Format

Send to

Choose Destination
J Neurol. 2015 Oct;262(10):2346-51. doi: 10.1007/s00415-015-7859-4. Epub 2015 Jul 21.

Frequent misdiagnosis of adult polyglucosan body disease.

Author information

1
Department of Neurology, Rabin Medical Center, Beilinson Campus, Petach Tikva, Israel.
2
Sacker Faculty of Medicine, Tel Aviv University, Tel Aviv, Israel.
3
Department of Neurology and the Agnes Ginges Center for Human Neurogenetics, Hadassah-Hebrew University Medical Center, POB 12000, 91120, Jerusalem, Israel.
4
Department of Urology, Hadassah-Hebrew University Medical Center, Jerusalem, Israel.
5
Department of Neurology, Wolfson Medical Center, Holon, Israel.
6
Department of Neurology, Tel Aviv Sourasky Medical Center, Tel Aviv, Israel.
7
Department of Neurology, Rambam Health Care Campus, Technion Faculty of Medicine, Haifa, Israel.
8
Maccabi Health Services, Tel Aviv, Israel.
9
Department of Neurology, Assaf Harofeh Medical Center, Rishon Le Zion, Israel.
10
Department of Neurology, The Chaim Sheba Medical Center, Tel Hashomer, Israel.
11
Department of Radiology, Hadassah-Hebrew University Medical Center, Jerusalem, Israel.
12
Department of Genetics and Metabolic Diseases, Hadassah-Hebrew University Medical Center, Jerusalem, Israel.
13
Department of Neurology and the Agnes Ginges Center for Human Neurogenetics, Hadassah-Hebrew University Medical Center, POB 12000, 91120, Jerusalem, Israel. alos@hadassah.org.il.

Abstract

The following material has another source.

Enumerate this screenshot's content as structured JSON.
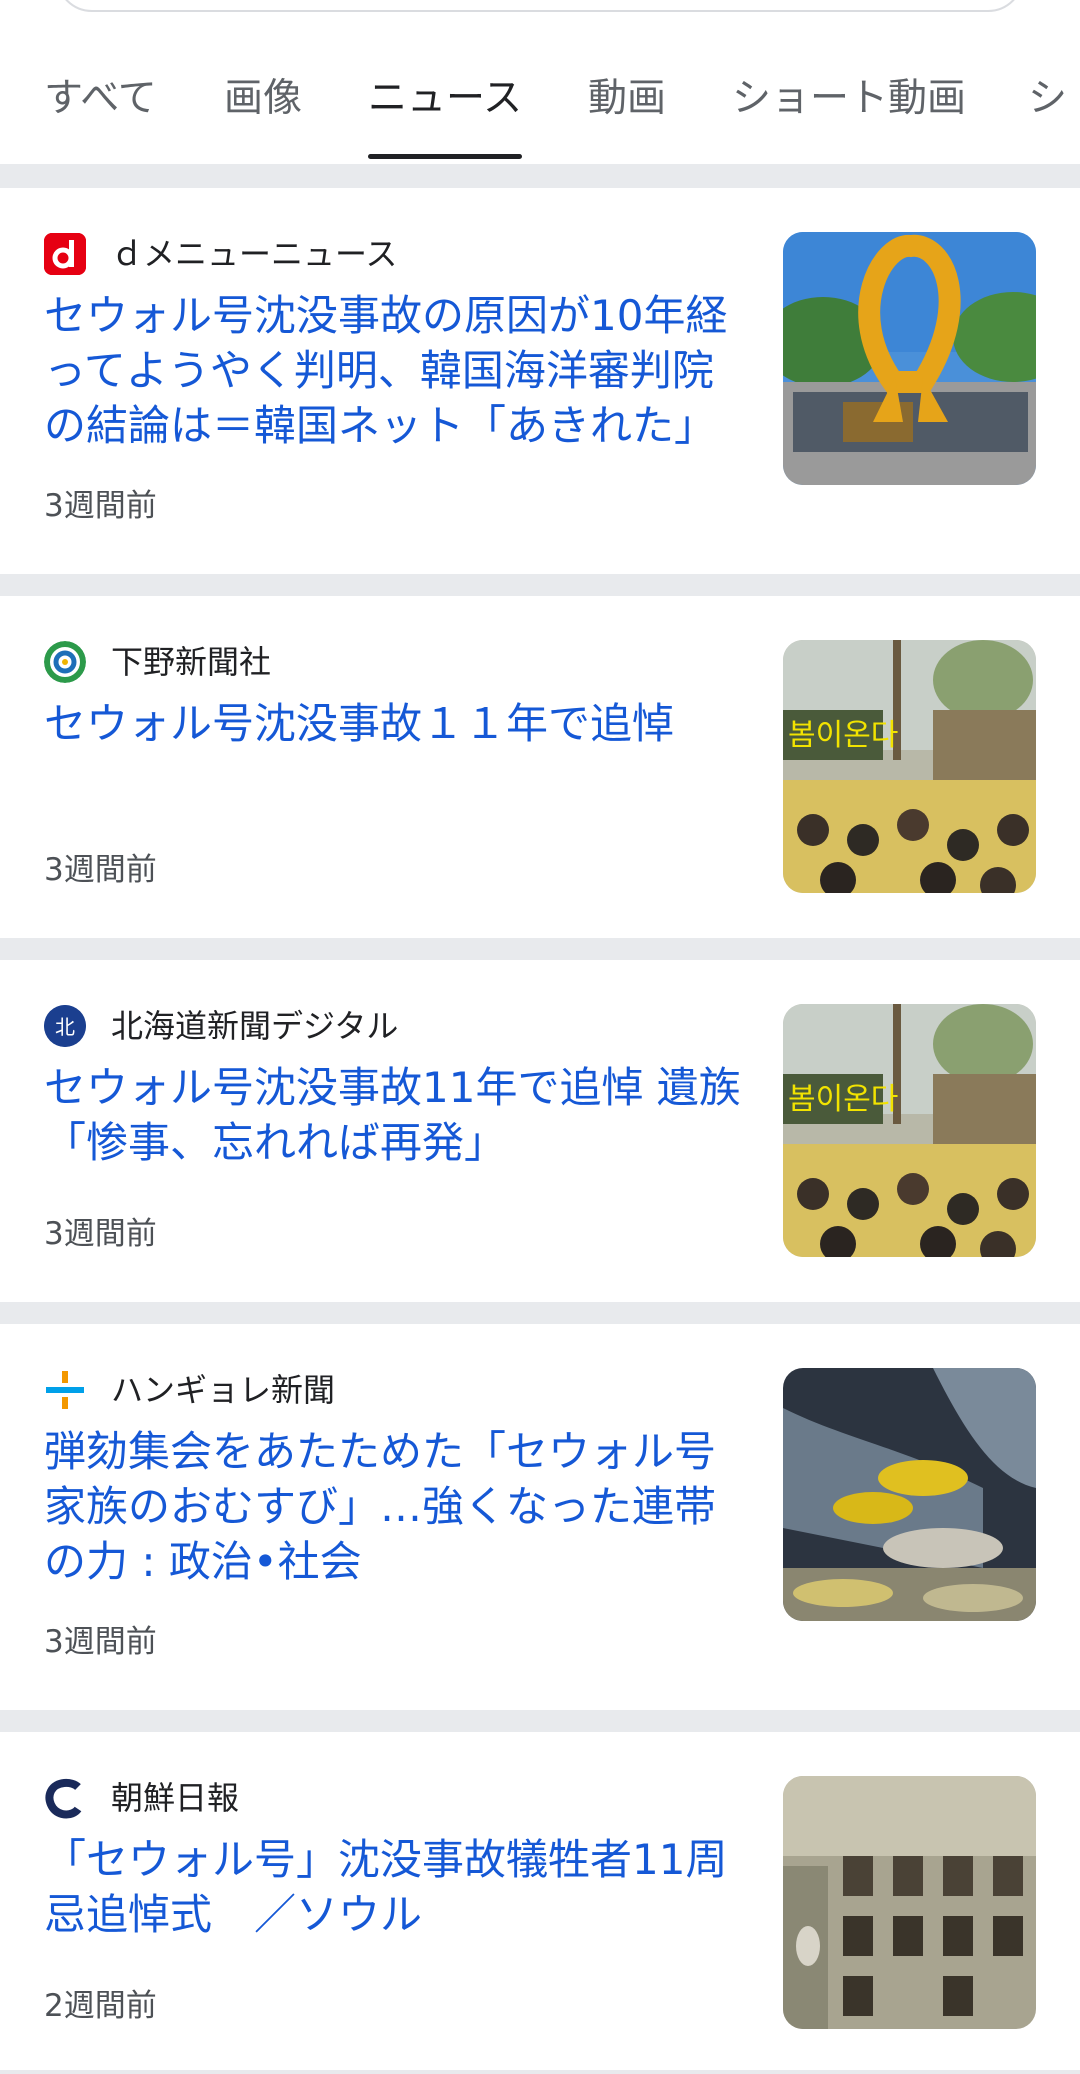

Adult polyglucosan body disease (APBD) is a rare glycogenosis manifesting progressive spastic paraparesis, sensorimotor polyneuropathy and neurogenic bladder. Misdiagnosis of APBD may lead to unnecessary investigations and to potentially harmful therapeutic interventions. To examine the frequency of misdiagnosis of APBD, we retrospectively reviewed the clinical data of 30 patients diagnosed between 1991 and 2013. Diagnosis was based on the combination of typical clinical and imaging findings, reduced glycogen branching enzyme activity, and the presence of p.Y326S GBE1 mutation. Initial symptoms started in the 5th-6th decade with bladder dysfunction (47 %), gait problems (33 %) or both. Diagnosis of APBD was delayed by 6.8 (±4.8) years. Consistent signs at diagnosis were spasticity in the legs (93 %), decreased or absent ankle reflexes (100 %), bilateral extensor plantar response (100 %) and distal sensory deficit (80 %). Nerve conduction study showed invariable sensorimotor polyneuropathy, and MRI demonstrated cervical spinal cord atrophy (100 %) and leukoencephalopathy (97 %). All 30 patients were initially misdiagnosed. Common misdiagnoses included cerebral small vessel disease (27 %), multiple sclerosis (17 %), amyotrophic lateral sclerosis (17 %) and peripheral neuropathies (20 %). Consequently, 27 % received inappropriate therapy. In addition, lower urinary tract symptoms in 60 % of men were attributed solely to prostatic disorders but did not respond to medical treatment or prostatectomy. These findings suggest that despite limited clinical variability, APBD is invariably misdiagnosed and patients are often mistreated. Physicians' unfamiliarity with the typical clinical and imaging features of APBD appears as the main reason for misdiagnosis.

KEYWORDS:

Adult polyglucosan body disease; GBE1 gene; Glycogen branching enzyme; Spastic paraparesis

PMID:
26194201
DOI:
10.1007/s00415-015-7859-4
[Indexed for MEDLINE]

Supplemental Content

Full text links

Icon for Springer
Loading ...
Support Center